Davies: ‘Not running around with your head down so much’

© Chris Cameron / Emirates Team New Zealand


Emirates Team New Zealand tactician Ray Davies has stood beside skipper Dean Barker for half a dozen years now. He’s the tactician aboard the team’s AC45, which he likens to a “slave ship,” and now is learning to call laylines while zipping along at 40 knots.

Your AC72 recently spent 12 days in the shed undergoing a “speed implant.” What was done?

We’ve made a few changes to the boat, wing, platform, control systems, hydraulics, bearings… there’s been a lot of work that’s gone on. There’s nothing too major, just another day at the office, really.

Emirates Team New Zealand © Chris Cameron / Emirates Team New Zealand


Describe the role of the tactician on the AC72; are you able to focus on more traditional tactics?

Yes, you are able to focus more on traditional tactics on the AC72. The AC45 “slave ship” is definitely very physical.

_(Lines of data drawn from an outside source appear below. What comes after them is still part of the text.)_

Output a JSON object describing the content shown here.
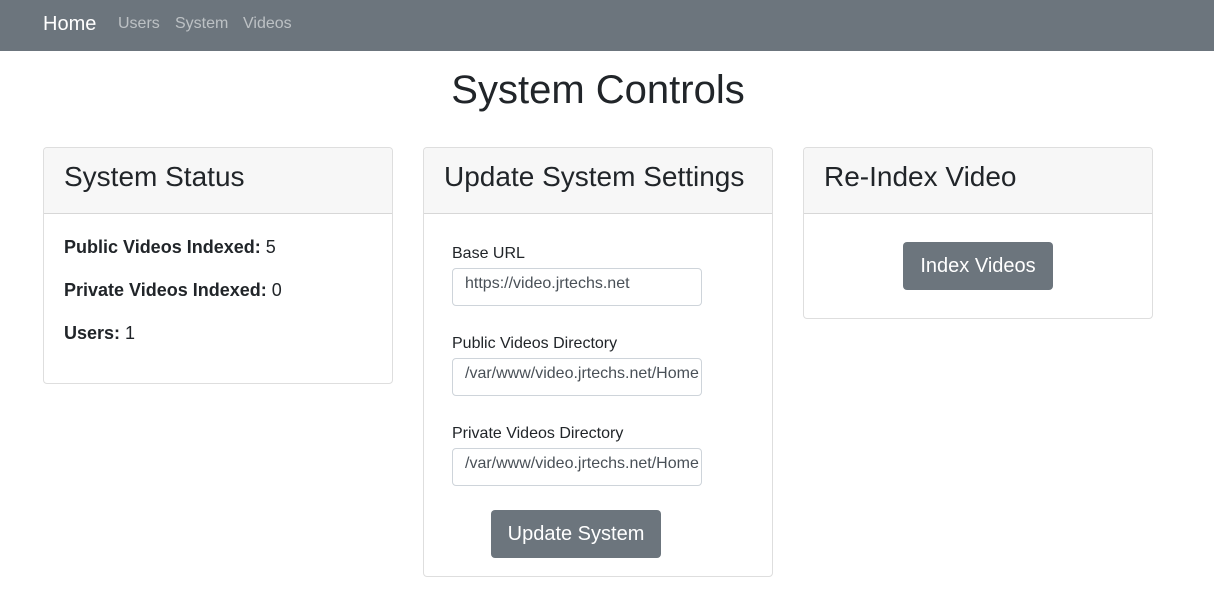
{
  "navbar": {
    "brand": "Home",
    "links": [
      "Users",
      "System",
      "Videos"
    ]
  },
  "page": {
    "title": "System Controls"
  },
  "status_card": {
    "title": "System Status",
    "public_label": "Public Videos Indexed:",
    "public_value": "5",
    "private_label": "Private Videos Indexed:",
    "private_value": "0",
    "users_label": "Users:",
    "users_value": "1"
  },
  "settings_card": {
    "title": "Update System Settings",
    "base_url_label": "Base URL",
    "base_url_value": "https://video.jrtechs.net",
    "public_dir_label": "Public Videos Directory",
    "public_dir_value": "/var/www/video.jrtechs.net/Home",
    "private_dir_label": "Private Videos Directory",
    "private_dir_value": "/var/www/video.jrtechs.net/Home",
    "submit_label": "Update System"
  },
  "reindex_card": {
    "title": "Re-Index Video",
    "button_label": "Index Videos"
  },
  "colors": {
    "navbar": "#6c757d",
    "button": "#6c757d",
    "card_header": "#f7f7f7"
  }
}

The 72 is physical also, but more from a set position, i.e. a (grinding) pedestal. You’re not running around with your head down so much, so you can help out physically but also keep your head out of the boat at the same time.

Can you imagine racing the AC72 on a confined course?

Although the AC72’s very physical and the grinds are big, you can sail these boats on a short course. We’ve set the boat up so that mechanics-wise it’s as easy as possible. Although you’re traveling very fast, you can maneuver these boats very well. The design of the boat is for short courses, and you can do that. With furling sails, they’re easier to manage than some of the sails we’ve had to deal with in the past. Albeit we’ll be traveling at 40 knots, we can turn the boat wherever we want.

Emirates Team New Zealand © Chris Cameron / Emirates Team New Zealand


What’s been the biggest adjustment into the 72?

The biggest adjustment is the appreciation of the speed you’re doing and picking the laylines, because with extreme speed it’s harder to be more accurate with your calls. That’s taken a bit of time to adjust to. Running around while hydro-foiling, it’s been tricky at times to hold your balance. There’ve been a few areas to work on. But nothing that’s out of reach.

Emirates Team New Zealand © Chris Cameron / Emirates Team New Zealand


What have you learned that you didn’t anticipate having to deal with?

That’s a good question because you spend a lot of time in meetings discussing what are going to be the key factors going forward. The biggest adjustment is the physical side of the boat. They are extremely physical. But if you’re timing’s right you can pull off any maneuver.

Have you had any OMG moments?

Touch wood, we haven’t as yet. But they can happen quickly and can sneak up when unexpected.

Emirates Team New Zealand © Chris Cameron / Emirates Team New Zealand